Which lines below hold the word "JSON"? Copy all of them.

## Materials provided
----
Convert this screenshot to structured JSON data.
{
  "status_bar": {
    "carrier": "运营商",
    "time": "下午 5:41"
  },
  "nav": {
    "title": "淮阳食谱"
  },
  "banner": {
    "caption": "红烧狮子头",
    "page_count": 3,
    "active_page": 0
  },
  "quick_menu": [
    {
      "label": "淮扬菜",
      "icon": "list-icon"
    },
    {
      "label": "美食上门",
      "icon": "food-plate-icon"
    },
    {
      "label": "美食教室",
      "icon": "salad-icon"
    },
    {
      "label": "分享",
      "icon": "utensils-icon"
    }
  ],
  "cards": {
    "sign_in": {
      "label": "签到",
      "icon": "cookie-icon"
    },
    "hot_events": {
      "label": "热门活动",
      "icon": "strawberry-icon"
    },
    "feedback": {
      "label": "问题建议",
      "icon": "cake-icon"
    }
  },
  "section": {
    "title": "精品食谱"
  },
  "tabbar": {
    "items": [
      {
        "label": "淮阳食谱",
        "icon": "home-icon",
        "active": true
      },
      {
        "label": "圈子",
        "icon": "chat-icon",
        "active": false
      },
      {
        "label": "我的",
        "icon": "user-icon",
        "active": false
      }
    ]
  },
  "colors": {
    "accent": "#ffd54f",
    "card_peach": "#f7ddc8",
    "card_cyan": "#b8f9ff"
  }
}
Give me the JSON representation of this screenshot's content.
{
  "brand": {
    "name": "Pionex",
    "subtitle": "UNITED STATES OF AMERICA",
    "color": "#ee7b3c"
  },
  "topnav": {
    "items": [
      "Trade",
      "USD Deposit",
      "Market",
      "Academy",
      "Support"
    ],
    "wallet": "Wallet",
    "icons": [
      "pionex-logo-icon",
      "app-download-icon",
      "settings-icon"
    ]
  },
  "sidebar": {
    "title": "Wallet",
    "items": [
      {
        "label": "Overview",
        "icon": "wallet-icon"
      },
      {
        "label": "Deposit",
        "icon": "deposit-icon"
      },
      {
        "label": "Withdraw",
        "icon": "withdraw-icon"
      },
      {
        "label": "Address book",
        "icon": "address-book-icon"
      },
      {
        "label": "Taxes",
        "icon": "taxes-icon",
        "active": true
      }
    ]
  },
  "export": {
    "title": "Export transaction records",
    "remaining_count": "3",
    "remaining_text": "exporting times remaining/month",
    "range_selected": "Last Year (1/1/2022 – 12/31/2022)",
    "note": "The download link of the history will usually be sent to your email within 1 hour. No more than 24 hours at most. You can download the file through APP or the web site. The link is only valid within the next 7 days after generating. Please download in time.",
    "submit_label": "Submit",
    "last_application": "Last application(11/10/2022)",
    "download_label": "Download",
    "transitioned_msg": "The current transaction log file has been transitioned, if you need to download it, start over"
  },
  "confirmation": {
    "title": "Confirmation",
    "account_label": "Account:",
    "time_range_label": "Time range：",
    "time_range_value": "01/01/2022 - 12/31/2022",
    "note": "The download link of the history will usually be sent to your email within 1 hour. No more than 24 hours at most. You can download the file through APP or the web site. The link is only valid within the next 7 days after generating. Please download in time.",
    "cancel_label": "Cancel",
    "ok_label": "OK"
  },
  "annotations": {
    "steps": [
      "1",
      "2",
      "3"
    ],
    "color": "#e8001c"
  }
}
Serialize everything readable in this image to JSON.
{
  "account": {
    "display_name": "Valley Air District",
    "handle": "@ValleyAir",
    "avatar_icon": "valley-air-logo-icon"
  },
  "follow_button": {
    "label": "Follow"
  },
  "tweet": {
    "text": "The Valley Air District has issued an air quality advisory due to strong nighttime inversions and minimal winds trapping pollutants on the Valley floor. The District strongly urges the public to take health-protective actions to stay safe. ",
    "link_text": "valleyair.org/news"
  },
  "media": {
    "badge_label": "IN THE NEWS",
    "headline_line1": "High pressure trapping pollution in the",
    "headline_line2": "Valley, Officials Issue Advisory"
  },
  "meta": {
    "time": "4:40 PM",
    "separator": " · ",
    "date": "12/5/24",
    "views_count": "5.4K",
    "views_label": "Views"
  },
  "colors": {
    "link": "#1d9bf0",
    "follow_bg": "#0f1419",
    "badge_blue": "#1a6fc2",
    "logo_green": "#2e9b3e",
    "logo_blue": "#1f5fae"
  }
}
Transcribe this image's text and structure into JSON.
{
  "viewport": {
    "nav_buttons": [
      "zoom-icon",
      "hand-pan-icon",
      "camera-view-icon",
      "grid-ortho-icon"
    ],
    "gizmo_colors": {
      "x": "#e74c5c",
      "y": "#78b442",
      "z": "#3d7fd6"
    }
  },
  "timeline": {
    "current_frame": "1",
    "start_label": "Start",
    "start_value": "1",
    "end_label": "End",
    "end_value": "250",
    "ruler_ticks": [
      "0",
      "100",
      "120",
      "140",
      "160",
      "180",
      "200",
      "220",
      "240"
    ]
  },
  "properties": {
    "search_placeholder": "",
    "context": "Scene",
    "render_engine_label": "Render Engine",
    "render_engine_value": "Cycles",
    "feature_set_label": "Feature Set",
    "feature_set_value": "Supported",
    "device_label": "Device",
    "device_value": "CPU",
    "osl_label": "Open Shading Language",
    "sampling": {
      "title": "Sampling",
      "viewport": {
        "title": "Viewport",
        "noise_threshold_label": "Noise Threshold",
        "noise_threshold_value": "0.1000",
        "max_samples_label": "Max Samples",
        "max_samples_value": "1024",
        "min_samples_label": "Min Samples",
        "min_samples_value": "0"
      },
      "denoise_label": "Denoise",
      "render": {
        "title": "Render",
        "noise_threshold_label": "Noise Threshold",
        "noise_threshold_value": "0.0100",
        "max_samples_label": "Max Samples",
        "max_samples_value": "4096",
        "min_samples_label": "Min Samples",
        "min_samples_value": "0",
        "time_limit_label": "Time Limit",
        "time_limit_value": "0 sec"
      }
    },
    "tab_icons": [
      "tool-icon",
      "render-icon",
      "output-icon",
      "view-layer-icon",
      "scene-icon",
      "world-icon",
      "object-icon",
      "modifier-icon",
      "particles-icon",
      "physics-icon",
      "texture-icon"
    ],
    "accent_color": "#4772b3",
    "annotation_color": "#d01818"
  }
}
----
## Result below
Convert this screenshot to structured JSON data.
Give me the JSON representation of this screenshot's content.
Serialize everything readable in this image to JSON.
Transcribe this image's text and structure into JSON.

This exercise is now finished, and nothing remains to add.